This story first appeared in the May 15, 2013 issue of WWD. Subscribe Today.
The prospective lenders were told that Penney’s hopes to combine a “return to promotional pricing strategy” with elements of what was started by departed chief executive officer Ron Johnson, including “inspirational in-store presentation on [an] enhanced merchandise assortment” and the rollout of 505 home stores set to launch June 6.
In 2013, the company said, it plans to “deliver effective marketing and promotion to increase core customer visits and spend” and refine its merchandise strategy to “focus on private label, national brands and attractions.”

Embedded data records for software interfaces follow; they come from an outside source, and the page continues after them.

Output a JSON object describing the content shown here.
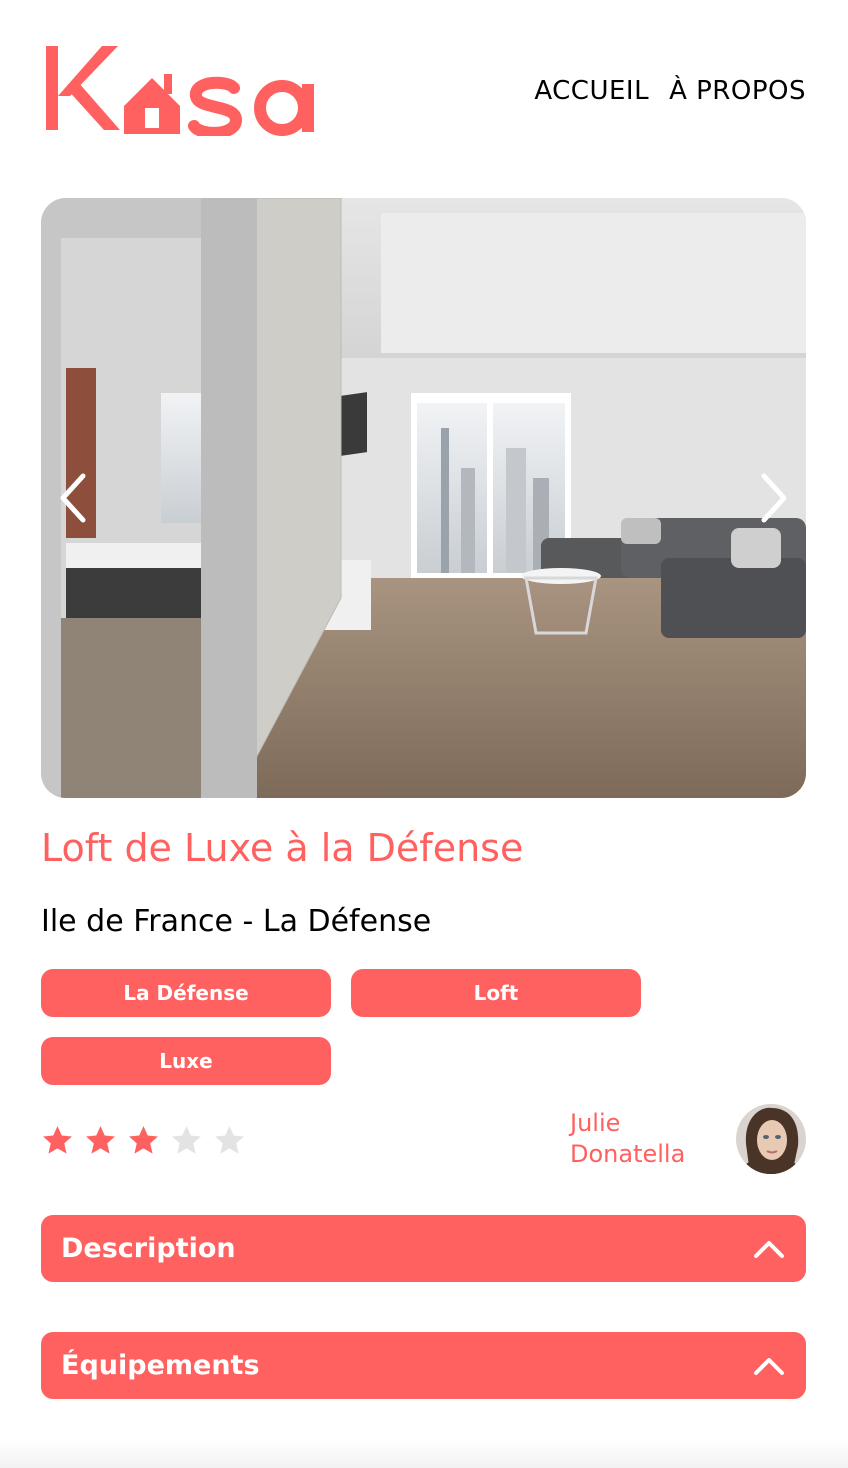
{
  "brand": {
    "name": "Kasa",
    "logo_icon": "house-icon",
    "accent": "#FF6060"
  },
  "nav": {
    "home": "ACCUEIL",
    "about": "À PROPOS"
  },
  "carousel": {
    "prev_icon": "chevron-left-icon",
    "next_icon": "chevron-right-icon"
  },
  "listing": {
    "title": "Loft de Luxe à la Défense",
    "location": "Ile de France - La Défense",
    "tags": [
      "La Défense",
      "Loft",
      "Luxe"
    ],
    "rating": 3,
    "rating_max": 5
  },
  "host": {
    "first_name": "Julie",
    "last_name": "Donatella"
  },
  "sections": {
    "description": "Description",
    "equipments": "Équipements"
  },
  "colors": {
    "accent": "#FF6060",
    "star_off": "#E3E3E3"
  }
}
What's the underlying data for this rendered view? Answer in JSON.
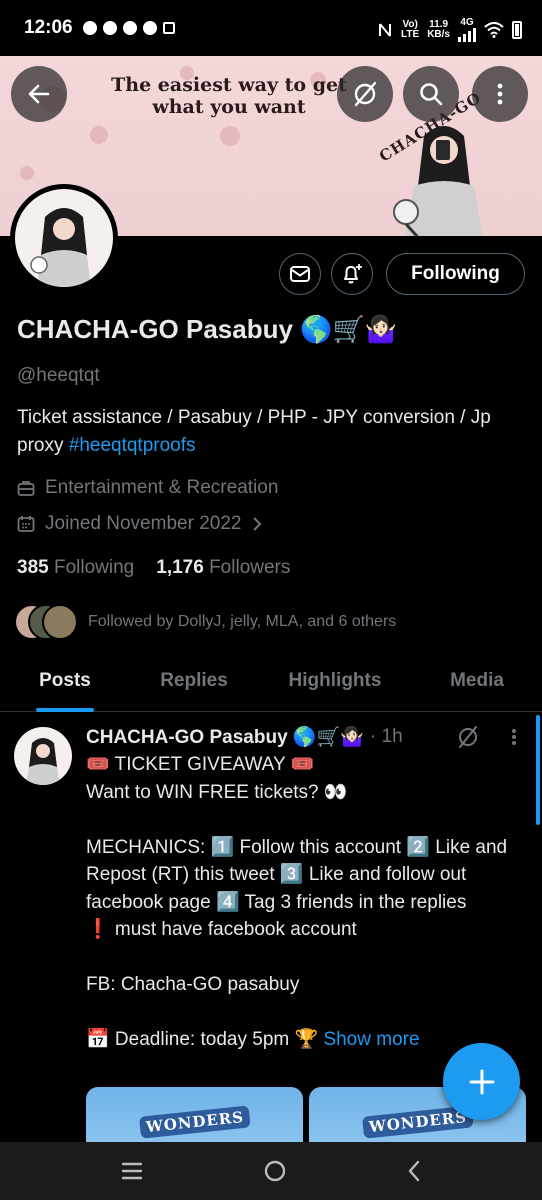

The brand assortment presented to the lenders included labels brought in under Johnson, such as Joe Fresh; private-label merchandise being revived, such as St. John’s Bay, described as a “$1 billion-plus private brand; the Liz Claiborne brand, now owned by Penney’s, and stalwart national brands such as Levi’s.
The event was closed to the press and no transcript was provided. However, Penney’s disclosed contents of the presentation in a Form 8-K filed with the Securities and Exchange Commission.
In-store priorities touched on by chief executive officer Myron “Mike” Ullman included being in stock on sought-after items and a wide range of sizes and reestablishing the retailer as the “fashion authority for moderate-customer lifestyle within their family budget.”
Executives described suppliers as “very supportive of forward-looking merchandise” and satisfied that new presentations are “meeting their increased expectations.”
Under the heading “new attractions differentiate [Penney’s] from Kohl’s and mass merchants,” the company noted that 8 million square feet of space were transformed last year and 10 million square feet are or will be under construction this year.
Penney’s noted that a series of Cushman & Wakefield appraisals put the value of owned and ground-leased stores at $3.3 billion, with an additional $762 million in value coming from owned distribution centers and the company’s headquarters in Plano, Tex., putting the total value of the portfolio at $4.06 billion. An estimate by Morgan Stanley last week had put the total figure nearly $2 billion higher.
In total, the company’s real estate portfolio consists of 306 owned stores, 123 ground-leased stores and 675 leased stores, for a total of 1,104 units, plus 15 distribution centers and its headquarters.
Earlier in the day, Penney’s said that it had extended the expiration date for the tender offer on its 7.125 percent notes one week to June 4 and the payout to $1,400 on principal of $1,000, up from $1,300. Additionally, holders who tender their notes by May 20 will receive an additional consent payment of $50 for each $1,000 of principal.
Penney has allocated $254 million of the $1.75 billion in financing to buy back the notes. The proposed term loan facility is secured by Penney’s real estate and “substantially all tangible and intangible assets of the company.”
Shares of Penney’s Tuesday rose 38 cents, or 2.1 percent, to $18.62.